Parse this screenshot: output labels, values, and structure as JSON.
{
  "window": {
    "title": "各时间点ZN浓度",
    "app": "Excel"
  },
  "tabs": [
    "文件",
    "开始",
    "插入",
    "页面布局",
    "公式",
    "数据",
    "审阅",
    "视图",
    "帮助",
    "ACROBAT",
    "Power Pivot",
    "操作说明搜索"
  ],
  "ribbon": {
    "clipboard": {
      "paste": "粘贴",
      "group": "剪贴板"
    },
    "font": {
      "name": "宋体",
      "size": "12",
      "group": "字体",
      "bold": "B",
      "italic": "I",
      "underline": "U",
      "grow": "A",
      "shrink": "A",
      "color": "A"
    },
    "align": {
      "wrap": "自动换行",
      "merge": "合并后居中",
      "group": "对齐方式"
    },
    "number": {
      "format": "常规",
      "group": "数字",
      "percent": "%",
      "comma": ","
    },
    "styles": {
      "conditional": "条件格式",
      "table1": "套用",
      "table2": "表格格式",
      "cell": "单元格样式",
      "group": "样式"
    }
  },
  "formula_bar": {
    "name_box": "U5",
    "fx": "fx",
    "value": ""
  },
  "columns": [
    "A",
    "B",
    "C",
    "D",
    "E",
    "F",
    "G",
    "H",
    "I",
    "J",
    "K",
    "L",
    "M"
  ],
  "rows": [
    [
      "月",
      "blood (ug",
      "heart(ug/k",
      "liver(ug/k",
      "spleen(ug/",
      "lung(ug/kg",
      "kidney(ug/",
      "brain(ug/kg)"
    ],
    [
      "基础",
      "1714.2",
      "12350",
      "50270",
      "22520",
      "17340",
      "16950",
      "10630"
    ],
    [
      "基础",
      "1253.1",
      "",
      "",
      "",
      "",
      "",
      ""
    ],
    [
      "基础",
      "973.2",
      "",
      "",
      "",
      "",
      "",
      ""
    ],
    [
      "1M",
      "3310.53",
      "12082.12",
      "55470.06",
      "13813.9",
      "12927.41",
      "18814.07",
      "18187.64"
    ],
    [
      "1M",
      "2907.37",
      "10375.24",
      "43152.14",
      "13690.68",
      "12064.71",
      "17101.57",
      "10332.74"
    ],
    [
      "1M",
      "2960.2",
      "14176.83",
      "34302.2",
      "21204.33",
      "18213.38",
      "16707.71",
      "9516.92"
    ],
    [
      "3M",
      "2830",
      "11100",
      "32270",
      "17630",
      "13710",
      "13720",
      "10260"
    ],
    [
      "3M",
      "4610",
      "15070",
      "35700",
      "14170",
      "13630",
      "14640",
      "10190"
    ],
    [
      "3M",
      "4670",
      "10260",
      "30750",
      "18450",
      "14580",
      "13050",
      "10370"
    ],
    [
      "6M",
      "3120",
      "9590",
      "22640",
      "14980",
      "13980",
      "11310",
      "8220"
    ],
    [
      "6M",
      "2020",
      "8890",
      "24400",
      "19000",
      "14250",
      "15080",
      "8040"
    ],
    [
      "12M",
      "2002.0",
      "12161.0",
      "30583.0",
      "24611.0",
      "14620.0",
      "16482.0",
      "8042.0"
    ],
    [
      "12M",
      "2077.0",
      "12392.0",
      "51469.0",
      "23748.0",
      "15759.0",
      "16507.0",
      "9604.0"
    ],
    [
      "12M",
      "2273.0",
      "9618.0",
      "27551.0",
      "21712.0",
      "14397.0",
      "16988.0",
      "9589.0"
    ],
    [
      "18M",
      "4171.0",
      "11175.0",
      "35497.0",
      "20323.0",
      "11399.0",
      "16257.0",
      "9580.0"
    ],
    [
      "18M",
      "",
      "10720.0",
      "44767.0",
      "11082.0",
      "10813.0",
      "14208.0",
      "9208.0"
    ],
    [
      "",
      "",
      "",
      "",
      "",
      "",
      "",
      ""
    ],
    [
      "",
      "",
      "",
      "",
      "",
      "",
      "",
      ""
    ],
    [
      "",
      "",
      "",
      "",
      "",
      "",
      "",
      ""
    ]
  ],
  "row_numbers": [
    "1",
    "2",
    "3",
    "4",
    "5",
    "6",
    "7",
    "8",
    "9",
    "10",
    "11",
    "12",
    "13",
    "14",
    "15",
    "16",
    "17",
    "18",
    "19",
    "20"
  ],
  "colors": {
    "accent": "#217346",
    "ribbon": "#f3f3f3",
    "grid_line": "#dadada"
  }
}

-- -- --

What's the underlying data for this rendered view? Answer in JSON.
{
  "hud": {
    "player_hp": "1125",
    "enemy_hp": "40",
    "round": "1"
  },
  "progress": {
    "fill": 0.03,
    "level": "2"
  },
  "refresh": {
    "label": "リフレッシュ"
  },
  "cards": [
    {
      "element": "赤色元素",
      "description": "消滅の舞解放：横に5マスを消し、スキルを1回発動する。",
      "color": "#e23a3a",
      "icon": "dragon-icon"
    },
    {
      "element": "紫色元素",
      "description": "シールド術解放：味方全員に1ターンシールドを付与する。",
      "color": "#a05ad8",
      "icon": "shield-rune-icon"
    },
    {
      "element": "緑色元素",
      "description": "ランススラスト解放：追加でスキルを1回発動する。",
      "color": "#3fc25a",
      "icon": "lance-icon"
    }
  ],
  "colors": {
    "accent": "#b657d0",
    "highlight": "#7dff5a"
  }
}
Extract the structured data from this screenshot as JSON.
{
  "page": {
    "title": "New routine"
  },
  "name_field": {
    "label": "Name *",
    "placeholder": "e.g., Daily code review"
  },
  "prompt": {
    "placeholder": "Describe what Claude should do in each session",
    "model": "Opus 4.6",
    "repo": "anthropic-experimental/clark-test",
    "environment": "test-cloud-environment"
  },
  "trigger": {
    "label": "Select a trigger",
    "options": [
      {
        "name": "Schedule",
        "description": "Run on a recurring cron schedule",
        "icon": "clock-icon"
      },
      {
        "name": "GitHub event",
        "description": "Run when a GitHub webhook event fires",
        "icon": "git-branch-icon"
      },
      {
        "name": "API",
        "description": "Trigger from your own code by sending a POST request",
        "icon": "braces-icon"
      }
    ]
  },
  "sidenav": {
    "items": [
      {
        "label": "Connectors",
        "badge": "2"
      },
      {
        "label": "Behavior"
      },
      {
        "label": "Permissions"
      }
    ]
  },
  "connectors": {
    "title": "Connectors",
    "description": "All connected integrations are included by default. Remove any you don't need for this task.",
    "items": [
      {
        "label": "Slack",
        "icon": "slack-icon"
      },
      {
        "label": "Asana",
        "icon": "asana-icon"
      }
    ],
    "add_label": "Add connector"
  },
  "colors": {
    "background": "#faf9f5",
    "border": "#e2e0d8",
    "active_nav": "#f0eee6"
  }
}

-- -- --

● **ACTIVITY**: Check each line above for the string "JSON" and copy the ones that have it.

● **SOLUTION TO THE EXERCISE**:
Parse this screenshot: output labels, values, and structure as JSON.
What's the underlying data for this rendered view? Answer in JSON.
Extract the structured data from this screenshot as JSON.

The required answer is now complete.